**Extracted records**
______

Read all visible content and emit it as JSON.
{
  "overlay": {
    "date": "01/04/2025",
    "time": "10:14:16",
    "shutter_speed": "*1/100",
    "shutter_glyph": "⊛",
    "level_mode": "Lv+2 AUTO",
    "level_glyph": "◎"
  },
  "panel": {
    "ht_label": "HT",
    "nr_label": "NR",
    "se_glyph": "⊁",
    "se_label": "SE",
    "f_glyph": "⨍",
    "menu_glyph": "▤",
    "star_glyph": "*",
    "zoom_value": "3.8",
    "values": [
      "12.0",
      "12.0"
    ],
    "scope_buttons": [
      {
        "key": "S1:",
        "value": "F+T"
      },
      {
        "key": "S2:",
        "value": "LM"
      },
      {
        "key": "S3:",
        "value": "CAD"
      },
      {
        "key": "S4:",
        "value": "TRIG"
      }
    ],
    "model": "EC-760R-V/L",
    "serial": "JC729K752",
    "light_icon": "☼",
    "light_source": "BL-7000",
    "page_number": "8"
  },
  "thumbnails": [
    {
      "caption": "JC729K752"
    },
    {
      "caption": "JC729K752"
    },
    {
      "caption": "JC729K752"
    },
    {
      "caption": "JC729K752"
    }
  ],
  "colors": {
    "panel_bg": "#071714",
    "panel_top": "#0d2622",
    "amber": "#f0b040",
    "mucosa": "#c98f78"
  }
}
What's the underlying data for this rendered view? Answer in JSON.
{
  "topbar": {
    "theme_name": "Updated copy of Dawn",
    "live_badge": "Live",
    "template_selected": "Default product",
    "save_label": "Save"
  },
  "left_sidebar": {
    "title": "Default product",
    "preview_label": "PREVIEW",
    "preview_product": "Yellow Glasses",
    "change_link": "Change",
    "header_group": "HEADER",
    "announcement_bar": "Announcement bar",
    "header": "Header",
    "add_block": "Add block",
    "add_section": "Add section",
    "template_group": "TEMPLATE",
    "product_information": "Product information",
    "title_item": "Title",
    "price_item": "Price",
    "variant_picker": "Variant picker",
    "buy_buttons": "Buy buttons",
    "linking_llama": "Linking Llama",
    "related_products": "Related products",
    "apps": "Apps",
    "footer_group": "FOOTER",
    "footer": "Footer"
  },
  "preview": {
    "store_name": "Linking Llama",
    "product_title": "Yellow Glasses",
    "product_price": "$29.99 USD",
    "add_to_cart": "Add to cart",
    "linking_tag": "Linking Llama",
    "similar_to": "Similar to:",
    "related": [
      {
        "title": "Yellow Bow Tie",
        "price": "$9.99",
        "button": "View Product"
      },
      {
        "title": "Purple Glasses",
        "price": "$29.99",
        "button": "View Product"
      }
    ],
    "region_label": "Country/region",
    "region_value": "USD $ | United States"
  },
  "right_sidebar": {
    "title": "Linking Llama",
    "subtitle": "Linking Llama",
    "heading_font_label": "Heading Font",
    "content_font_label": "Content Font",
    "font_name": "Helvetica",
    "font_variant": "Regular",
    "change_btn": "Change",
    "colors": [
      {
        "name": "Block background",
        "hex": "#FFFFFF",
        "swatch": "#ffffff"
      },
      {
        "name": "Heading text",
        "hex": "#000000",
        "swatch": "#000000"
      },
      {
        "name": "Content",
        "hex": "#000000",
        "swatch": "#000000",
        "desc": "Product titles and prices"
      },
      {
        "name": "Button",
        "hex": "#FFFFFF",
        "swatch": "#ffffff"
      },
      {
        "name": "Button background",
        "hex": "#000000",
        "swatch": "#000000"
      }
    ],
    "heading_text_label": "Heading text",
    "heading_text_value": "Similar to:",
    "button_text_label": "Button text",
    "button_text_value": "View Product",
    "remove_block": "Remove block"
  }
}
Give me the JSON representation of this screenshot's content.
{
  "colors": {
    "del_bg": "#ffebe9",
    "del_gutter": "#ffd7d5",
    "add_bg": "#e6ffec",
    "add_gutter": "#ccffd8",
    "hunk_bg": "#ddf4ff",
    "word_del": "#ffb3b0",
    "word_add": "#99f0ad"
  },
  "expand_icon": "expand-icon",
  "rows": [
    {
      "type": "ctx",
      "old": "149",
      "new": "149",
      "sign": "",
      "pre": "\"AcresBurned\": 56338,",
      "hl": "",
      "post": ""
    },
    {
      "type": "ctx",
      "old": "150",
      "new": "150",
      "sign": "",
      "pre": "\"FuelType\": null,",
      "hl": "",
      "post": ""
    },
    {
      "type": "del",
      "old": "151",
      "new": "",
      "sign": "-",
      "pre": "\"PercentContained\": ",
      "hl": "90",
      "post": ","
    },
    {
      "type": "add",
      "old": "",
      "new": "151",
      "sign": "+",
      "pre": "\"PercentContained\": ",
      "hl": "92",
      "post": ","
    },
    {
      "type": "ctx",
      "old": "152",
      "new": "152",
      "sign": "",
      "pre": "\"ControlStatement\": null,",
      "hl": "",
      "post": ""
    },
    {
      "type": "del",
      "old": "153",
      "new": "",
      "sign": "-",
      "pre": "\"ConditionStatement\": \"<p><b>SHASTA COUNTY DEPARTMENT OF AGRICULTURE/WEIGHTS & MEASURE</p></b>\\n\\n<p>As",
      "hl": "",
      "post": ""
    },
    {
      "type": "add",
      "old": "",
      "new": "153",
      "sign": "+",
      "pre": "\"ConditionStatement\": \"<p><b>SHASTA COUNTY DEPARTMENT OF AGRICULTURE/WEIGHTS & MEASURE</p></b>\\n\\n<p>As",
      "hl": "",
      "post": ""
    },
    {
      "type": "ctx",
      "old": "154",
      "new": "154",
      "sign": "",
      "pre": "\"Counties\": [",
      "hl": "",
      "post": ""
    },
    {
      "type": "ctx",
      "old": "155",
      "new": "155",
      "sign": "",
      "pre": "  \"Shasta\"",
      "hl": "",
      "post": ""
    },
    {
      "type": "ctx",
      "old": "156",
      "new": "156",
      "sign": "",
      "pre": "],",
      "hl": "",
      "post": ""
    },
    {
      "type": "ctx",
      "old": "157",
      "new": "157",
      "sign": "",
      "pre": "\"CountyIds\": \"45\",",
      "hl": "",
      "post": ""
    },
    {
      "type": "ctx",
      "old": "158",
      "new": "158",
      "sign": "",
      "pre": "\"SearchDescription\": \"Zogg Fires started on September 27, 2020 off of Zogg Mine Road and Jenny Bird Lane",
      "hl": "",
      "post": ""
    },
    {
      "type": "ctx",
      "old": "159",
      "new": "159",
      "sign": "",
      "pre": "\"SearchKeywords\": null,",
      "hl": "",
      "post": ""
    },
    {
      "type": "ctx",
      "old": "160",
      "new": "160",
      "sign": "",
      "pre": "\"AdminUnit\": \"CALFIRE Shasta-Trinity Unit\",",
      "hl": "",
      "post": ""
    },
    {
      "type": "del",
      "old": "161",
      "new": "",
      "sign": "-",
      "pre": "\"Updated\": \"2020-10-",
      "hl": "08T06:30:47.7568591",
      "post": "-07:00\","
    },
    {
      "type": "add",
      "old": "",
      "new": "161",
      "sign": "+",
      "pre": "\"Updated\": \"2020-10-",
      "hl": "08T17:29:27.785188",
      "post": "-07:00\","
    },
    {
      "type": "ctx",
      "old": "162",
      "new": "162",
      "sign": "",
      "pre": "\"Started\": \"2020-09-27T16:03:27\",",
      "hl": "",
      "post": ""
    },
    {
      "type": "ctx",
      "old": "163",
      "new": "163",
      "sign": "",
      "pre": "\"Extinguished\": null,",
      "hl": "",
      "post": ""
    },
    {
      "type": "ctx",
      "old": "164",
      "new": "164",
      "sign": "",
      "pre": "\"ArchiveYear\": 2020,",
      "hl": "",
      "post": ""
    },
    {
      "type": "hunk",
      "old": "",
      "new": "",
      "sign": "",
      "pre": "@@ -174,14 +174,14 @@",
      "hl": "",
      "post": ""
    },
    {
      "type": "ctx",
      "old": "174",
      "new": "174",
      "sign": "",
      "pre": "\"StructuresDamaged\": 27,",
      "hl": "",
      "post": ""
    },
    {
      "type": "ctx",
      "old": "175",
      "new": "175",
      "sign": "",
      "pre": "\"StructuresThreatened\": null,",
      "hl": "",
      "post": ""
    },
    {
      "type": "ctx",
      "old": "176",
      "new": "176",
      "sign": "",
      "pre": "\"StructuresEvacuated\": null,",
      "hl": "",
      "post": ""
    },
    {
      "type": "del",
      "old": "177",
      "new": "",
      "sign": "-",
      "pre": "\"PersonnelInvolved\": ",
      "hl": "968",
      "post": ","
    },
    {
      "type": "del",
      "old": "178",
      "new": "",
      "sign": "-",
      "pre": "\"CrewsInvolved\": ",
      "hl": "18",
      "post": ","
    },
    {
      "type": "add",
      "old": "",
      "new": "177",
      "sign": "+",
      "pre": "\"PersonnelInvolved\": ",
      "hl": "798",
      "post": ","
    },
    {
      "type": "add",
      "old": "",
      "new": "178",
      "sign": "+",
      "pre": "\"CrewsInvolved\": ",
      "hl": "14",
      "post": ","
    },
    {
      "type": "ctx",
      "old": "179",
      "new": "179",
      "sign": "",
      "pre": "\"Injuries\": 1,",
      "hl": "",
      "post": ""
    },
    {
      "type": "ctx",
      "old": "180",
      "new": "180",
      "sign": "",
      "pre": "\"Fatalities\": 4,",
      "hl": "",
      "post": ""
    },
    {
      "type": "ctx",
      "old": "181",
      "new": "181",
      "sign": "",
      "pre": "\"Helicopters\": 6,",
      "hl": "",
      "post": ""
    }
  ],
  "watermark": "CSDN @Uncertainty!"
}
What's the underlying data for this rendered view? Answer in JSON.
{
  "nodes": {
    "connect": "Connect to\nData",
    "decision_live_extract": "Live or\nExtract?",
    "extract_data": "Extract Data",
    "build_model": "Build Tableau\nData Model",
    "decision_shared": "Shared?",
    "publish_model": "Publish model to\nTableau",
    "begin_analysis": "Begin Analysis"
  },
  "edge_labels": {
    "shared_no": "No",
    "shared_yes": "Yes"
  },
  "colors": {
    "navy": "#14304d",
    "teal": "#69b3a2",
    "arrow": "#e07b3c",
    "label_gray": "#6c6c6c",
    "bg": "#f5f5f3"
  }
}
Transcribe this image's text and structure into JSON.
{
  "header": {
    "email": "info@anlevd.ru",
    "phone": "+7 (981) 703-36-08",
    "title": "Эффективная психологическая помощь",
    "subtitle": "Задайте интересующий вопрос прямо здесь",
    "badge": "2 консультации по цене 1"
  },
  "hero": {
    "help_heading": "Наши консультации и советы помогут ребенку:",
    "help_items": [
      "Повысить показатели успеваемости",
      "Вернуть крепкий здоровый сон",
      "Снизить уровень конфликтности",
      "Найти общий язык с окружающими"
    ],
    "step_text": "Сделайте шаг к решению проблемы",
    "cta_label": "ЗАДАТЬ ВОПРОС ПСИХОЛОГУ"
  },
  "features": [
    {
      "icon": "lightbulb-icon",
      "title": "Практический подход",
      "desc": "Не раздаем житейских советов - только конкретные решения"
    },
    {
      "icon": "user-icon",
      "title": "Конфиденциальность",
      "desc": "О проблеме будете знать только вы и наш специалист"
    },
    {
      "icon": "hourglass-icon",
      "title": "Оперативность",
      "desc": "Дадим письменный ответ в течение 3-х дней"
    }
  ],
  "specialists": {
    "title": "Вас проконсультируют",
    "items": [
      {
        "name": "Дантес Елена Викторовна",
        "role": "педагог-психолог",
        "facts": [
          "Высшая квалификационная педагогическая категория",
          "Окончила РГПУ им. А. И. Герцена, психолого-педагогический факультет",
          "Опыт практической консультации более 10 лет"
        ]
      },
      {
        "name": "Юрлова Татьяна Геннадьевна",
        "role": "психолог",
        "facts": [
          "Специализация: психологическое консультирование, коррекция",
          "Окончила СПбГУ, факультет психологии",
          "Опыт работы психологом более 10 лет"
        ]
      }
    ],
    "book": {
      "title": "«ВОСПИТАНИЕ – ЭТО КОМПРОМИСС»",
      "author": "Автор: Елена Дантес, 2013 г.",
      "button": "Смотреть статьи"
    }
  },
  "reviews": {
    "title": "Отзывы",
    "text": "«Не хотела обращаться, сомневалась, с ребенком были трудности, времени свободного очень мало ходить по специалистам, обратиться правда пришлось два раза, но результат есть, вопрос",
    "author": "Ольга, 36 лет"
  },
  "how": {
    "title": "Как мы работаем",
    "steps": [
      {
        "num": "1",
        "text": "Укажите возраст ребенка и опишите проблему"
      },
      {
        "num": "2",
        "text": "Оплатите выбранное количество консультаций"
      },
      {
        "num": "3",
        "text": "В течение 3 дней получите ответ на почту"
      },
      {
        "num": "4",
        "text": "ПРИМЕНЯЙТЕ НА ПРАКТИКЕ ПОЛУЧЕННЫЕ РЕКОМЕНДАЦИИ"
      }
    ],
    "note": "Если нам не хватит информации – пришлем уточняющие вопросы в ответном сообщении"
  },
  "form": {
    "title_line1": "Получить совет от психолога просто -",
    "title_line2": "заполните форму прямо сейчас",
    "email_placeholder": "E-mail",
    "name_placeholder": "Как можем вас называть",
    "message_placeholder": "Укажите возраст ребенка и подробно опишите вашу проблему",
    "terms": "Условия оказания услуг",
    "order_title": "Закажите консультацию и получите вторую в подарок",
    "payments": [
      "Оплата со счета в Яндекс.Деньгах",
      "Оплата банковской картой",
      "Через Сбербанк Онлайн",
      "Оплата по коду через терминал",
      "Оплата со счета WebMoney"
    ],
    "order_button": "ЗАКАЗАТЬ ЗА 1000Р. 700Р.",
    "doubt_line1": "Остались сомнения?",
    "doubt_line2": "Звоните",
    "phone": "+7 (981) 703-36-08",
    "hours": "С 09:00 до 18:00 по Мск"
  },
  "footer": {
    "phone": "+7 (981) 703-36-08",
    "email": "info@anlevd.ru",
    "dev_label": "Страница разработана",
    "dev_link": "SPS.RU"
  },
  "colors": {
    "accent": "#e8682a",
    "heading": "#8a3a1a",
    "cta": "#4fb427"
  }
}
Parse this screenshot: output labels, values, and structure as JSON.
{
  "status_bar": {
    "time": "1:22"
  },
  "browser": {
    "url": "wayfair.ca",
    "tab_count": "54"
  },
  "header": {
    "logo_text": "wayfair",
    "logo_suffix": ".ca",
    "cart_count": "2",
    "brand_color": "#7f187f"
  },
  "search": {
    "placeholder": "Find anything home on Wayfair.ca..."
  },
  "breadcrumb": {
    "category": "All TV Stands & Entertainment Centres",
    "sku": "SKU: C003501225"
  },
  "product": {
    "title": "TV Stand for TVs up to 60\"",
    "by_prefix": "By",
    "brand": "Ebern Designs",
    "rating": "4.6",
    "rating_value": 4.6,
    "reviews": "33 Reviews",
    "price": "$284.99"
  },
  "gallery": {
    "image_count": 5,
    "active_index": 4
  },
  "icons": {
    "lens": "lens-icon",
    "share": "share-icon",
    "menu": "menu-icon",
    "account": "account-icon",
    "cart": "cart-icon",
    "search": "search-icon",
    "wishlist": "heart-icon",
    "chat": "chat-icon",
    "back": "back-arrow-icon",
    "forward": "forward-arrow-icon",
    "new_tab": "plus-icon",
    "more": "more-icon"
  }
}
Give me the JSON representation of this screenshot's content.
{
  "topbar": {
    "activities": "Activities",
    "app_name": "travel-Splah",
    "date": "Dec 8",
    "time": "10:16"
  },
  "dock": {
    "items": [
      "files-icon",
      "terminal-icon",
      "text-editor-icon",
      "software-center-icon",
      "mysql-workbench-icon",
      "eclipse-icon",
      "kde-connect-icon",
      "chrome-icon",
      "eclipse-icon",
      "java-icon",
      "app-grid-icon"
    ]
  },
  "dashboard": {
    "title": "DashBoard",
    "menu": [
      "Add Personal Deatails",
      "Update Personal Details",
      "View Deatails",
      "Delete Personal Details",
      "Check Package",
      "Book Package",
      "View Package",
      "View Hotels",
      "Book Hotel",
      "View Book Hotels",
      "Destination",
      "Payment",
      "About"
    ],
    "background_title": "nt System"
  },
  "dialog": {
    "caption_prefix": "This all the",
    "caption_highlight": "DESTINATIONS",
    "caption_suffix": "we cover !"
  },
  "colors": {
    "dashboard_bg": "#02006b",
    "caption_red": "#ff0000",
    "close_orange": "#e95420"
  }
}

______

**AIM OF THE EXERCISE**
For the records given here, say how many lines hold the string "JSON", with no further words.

**ANSWER**
7